### What is needed
The result should be every line of the listing that contains "PdnSynchronizationContext".
────────
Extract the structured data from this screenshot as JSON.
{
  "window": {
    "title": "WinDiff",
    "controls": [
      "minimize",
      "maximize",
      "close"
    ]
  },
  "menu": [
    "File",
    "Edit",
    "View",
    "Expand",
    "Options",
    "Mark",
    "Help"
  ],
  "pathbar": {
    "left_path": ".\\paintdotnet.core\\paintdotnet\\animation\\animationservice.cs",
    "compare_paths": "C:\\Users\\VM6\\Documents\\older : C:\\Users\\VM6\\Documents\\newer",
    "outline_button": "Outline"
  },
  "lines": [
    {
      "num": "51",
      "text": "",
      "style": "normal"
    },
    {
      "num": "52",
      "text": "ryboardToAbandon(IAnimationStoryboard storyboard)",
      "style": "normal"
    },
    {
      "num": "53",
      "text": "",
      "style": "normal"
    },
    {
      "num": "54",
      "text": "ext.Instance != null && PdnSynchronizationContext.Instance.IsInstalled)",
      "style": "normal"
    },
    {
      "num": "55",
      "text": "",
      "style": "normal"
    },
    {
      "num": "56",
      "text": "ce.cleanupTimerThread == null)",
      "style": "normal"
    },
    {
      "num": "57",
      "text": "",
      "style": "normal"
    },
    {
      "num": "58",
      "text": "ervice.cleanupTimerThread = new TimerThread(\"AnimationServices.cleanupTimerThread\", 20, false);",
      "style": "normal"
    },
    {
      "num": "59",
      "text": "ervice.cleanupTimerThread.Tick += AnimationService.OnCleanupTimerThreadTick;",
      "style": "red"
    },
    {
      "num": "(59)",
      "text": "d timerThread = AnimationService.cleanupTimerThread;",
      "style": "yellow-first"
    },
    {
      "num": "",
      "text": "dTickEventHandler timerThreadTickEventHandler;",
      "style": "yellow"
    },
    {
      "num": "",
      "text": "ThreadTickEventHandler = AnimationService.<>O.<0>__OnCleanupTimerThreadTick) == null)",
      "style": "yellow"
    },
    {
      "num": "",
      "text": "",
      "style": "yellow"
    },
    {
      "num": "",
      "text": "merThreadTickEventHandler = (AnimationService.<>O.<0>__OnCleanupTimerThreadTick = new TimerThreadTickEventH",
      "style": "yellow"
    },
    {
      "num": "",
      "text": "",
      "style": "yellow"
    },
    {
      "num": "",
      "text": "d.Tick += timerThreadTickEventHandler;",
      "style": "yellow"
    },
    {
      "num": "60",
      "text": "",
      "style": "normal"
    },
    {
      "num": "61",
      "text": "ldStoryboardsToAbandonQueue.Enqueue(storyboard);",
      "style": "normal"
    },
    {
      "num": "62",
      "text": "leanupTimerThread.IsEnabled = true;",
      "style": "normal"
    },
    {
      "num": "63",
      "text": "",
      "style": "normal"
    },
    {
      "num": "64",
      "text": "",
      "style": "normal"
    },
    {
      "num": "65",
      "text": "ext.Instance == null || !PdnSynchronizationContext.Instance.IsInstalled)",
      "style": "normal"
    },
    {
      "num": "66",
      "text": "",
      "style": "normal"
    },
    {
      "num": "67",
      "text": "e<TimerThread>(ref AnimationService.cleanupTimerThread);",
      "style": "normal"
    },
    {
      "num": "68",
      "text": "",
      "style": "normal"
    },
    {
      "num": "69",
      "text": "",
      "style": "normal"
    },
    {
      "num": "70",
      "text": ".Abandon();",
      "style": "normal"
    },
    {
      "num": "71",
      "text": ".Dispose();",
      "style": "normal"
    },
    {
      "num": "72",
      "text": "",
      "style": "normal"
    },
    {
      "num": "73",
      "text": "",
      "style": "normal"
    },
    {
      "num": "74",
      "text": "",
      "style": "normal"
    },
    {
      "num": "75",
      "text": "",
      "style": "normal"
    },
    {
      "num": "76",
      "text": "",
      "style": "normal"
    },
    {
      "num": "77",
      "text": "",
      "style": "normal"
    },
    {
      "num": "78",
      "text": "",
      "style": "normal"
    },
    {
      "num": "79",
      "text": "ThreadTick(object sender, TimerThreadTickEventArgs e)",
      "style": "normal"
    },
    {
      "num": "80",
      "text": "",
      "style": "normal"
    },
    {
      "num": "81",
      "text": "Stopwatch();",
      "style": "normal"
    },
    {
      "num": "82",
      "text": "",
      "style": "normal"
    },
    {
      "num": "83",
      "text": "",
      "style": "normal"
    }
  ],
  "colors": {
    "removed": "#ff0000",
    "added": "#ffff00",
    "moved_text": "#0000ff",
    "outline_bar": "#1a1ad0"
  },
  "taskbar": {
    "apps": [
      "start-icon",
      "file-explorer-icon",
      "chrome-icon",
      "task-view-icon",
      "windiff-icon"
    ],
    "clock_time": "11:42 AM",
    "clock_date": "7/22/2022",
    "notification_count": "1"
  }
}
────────
### Answer below
      "text": "ext.Instance != null && PdnSynchronizationContext.Instance.IsInstalled)",
      "text": "ext.Instance == null || !PdnSynchronizationContext.Instance.IsInstalled)",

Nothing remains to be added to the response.